(Beginning of Dataset extract)

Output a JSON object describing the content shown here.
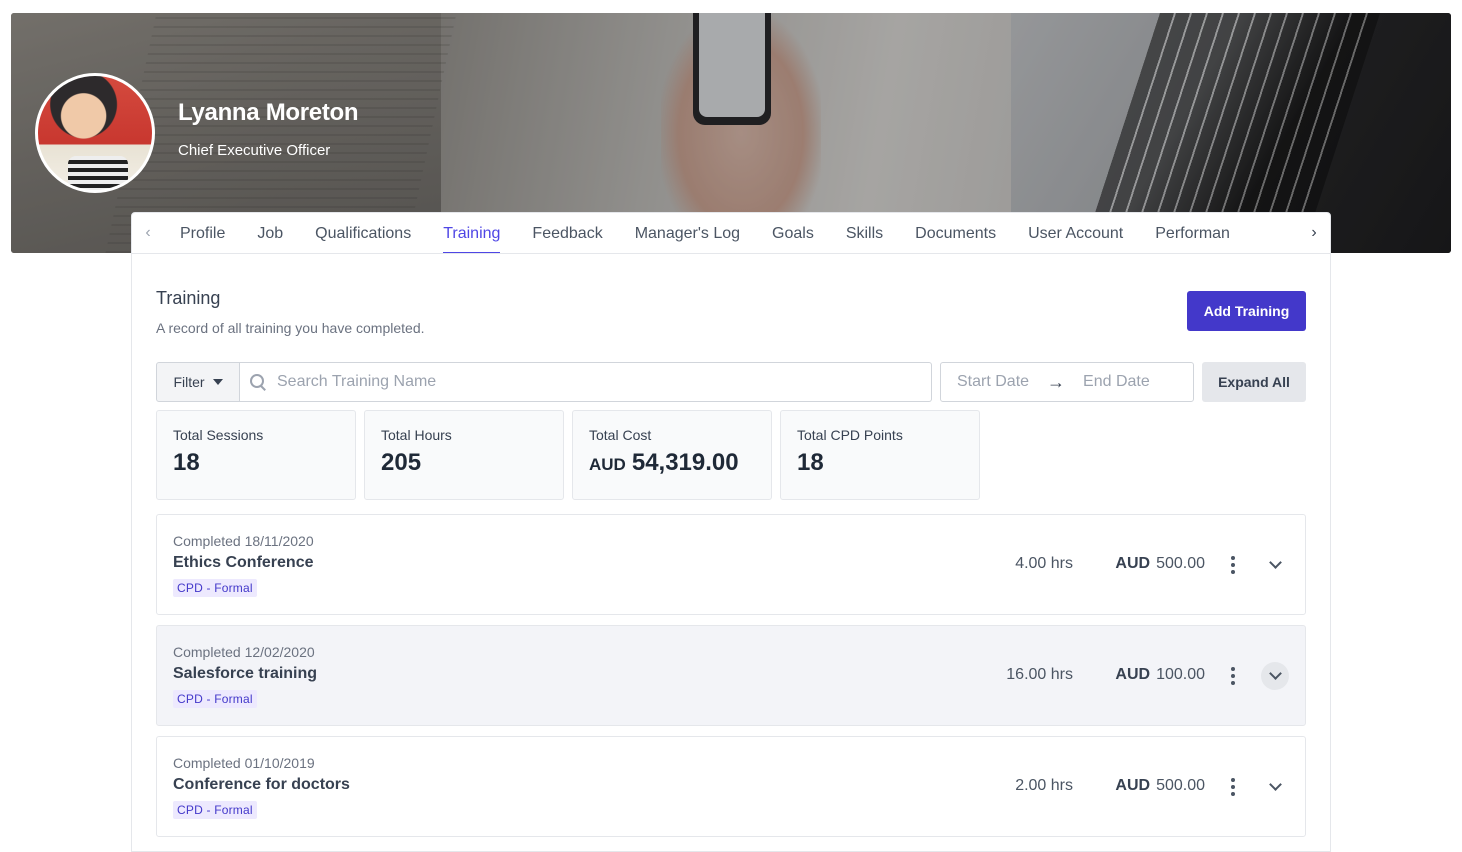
{
  "header": {
    "name": "Lyanna Moreton",
    "job_title": "Chief Executive Officer"
  },
  "tabs": [
    {
      "label": "Profile",
      "active": false
    },
    {
      "label": "Job",
      "active": false
    },
    {
      "label": "Qualifications",
      "active": false
    },
    {
      "label": "Training",
      "active": true
    },
    {
      "label": "Feedback",
      "active": false
    },
    {
      "label": "Manager's Log",
      "active": false
    },
    {
      "label": "Goals",
      "active": false
    },
    {
      "label": "Skills",
      "active": false
    },
    {
      "label": "Documents",
      "active": false
    },
    {
      "label": "User Account",
      "active": false
    },
    {
      "label": "Performan",
      "active": false
    }
  ],
  "section": {
    "title": "Training",
    "description": "A record of all training you have completed.",
    "add_button": "Add Training"
  },
  "toolbar": {
    "filter_label": "Filter",
    "search_placeholder": "Search Training Name",
    "start_date_placeholder": "Start Date",
    "end_date_placeholder": "End Date",
    "arrow": "→",
    "expand_all": "Expand All"
  },
  "stats": [
    {
      "label": "Total Sessions",
      "value": "18",
      "currency": ""
    },
    {
      "label": "Total Hours",
      "value": "205",
      "currency": ""
    },
    {
      "label": "Total Cost",
      "value": "54,319.00",
      "currency": "AUD"
    },
    {
      "label": "Total CPD Points",
      "value": "18",
      "currency": ""
    }
  ],
  "records": [
    {
      "completed": "Completed 18/11/2020",
      "name": "Ethics Conference",
      "tag": "CPD - Formal",
      "hours": "4.00 hrs",
      "currency": "AUD",
      "cost": "500.00"
    },
    {
      "completed": "Completed 12/02/2020",
      "name": "Salesforce training",
      "tag": "CPD - Formal",
      "hours": "16.00 hrs",
      "currency": "AUD",
      "cost": "100.00"
    },
    {
      "completed": "Completed 01/10/2019",
      "name": "Conference for doctors",
      "tag": "CPD - Formal",
      "hours": "2.00 hrs",
      "currency": "AUD",
      "cost": "500.00"
    }
  ],
  "colors": {
    "accent": "#4f46e5",
    "primary_button": "#4338ca",
    "tag_background": "#ede9fe"
  }
}
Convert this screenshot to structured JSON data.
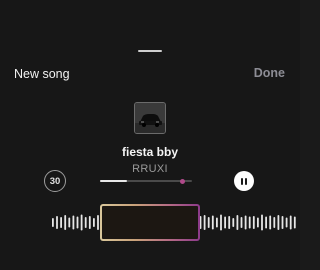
{
  "header": {
    "title": "New song",
    "done_label": "Done"
  },
  "song": {
    "title": "fiesta bby",
    "artist": "RRUXI"
  },
  "controls": {
    "duration_label": "30",
    "progress": 0.48,
    "playback_state": "playing"
  },
  "icons": {
    "duration": "timer-30-icon",
    "pause": "pause-icon",
    "artwork": "car-artwork-icon"
  },
  "colors": {
    "background": "#171717",
    "done": "#8d8d95",
    "selection_gradient_start": "#d9c79b",
    "selection_gradient_end": "#8c3a8a",
    "progress_knob": "#b04a8a"
  }
}
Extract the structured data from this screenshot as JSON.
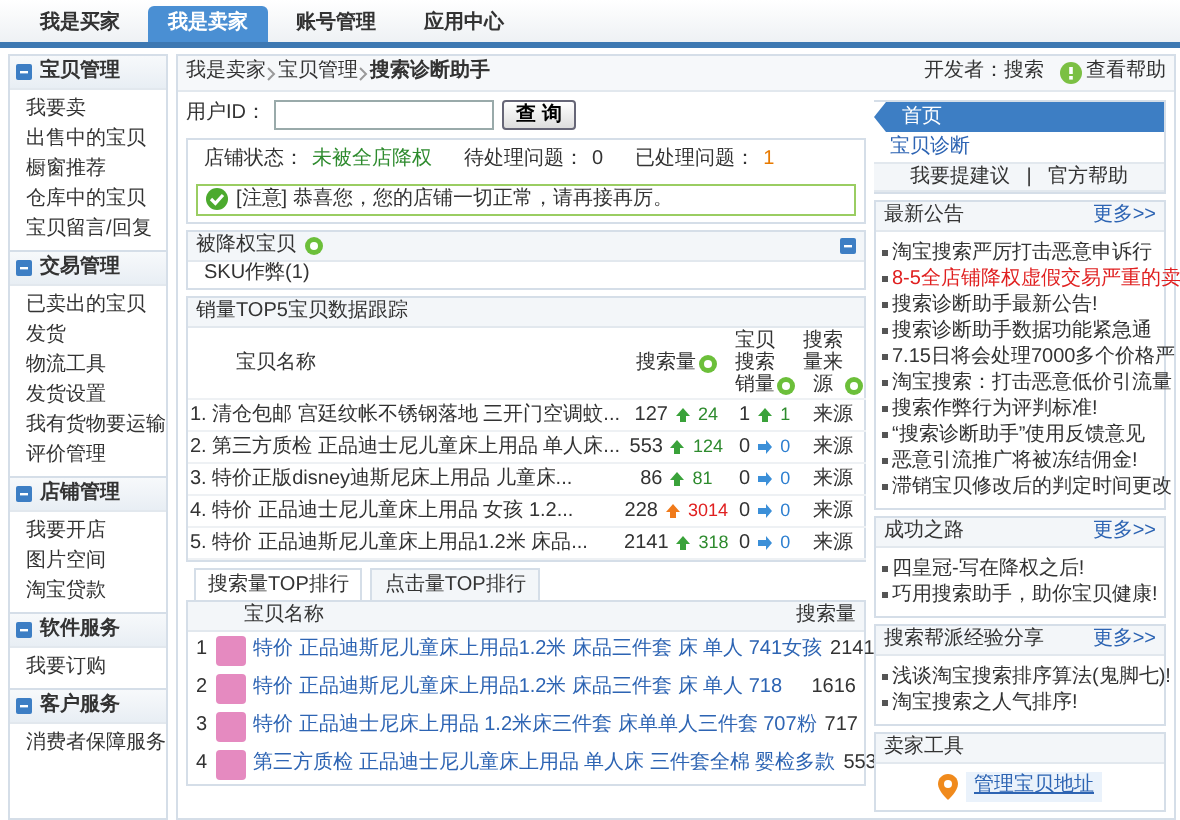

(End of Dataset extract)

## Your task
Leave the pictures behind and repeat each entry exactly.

## Solution below
Output a JSON object describing the content shown here.
{
  "header": {
    "name": "Lyanna Moreton",
    "job_title": "Chief Executive Officer"
  },
  "tabs": [
    {
      "label": "Profile",
      "active": false
    },
    {
      "label": "Job",
      "active": false
    },
    {
      "label": "Qualifications",
      "active": false
    },
    {
      "label": "Training",
      "active": true
    },
    {
      "label": "Feedback",
      "active": false
    },
    {
      "label": "Manager's Log",
      "active": false
    },
    {
      "label": "Goals",
      "active": false
    },
    {
      "label": "Skills",
      "active": false
    },
    {
      "label": "Documents",
      "active": false
    },
    {
      "label": "User Account",
      "active": false
    },
    {
      "label": "Performan",
      "active": false
    }
  ],
  "section": {
    "title": "Training",
    "description": "A record of all training you have completed.",
    "add_button": "Add Training"
  },
  "toolbar": {
    "filter_label": "Filter",
    "search_placeholder": "Search Training Name",
    "start_date_placeholder": "Start Date",
    "end_date_placeholder": "End Date",
    "arrow": "→",
    "expand_all": "Expand All"
  },
  "stats": [
    {
      "label": "Total Sessions",
      "value": "18",
      "currency": ""
    },
    {
      "label": "Total Hours",
      "value": "205",
      "currency": ""
    },
    {
      "label": "Total Cost",
      "value": "54,319.00",
      "currency": "AUD"
    },
    {
      "label": "Total CPD Points",
      "value": "18",
      "currency": ""
    }
  ],
  "records": [
    {
      "completed": "Completed 18/11/2020",
      "name": "Ethics Conference",
      "tag": "CPD - Formal",
      "hours": "4.00 hrs",
      "currency": "AUD",
      "cost": "500.00"
    },
    {
      "completed": "Completed 12/02/2020",
      "name": "Salesforce training",
      "tag": "CPD - Formal",
      "hours": "16.00 hrs",
      "currency": "AUD",
      "cost": "100.00"
    },
    {
      "completed": "Completed 01/10/2019",
      "name": "Conference for doctors",
      "tag": "CPD - Formal",
      "hours": "2.00 hrs",
      "currency": "AUD",
      "cost": "500.00"
    }
  ],
  "colors": {
    "accent": "#4f46e5",
    "primary_button": "#4338ca",
    "tag_background": "#ede9fe"
  }
}
Convert this screenshot to structured JSON data.
{
  "header": {
    "title": "New song",
    "done_label": "Done"
  },
  "song": {
    "title": "fiesta bby",
    "artist": "RRUXI"
  },
  "controls": {
    "duration_label": "30",
    "progress": 0.48,
    "playback_state": "playing"
  },
  "icons": {
    "duration": "timer-30-icon",
    "pause": "pause-icon",
    "artwork": "car-artwork-icon"
  },
  "colors": {
    "background": "#171717",
    "done": "#8d8d95",
    "selection_gradient_start": "#d9c79b",
    "selection_gradient_end": "#8c3a8a",
    "progress_knob": "#b04a8a"
  }
}
Extract the structured data from this screenshot as JSON.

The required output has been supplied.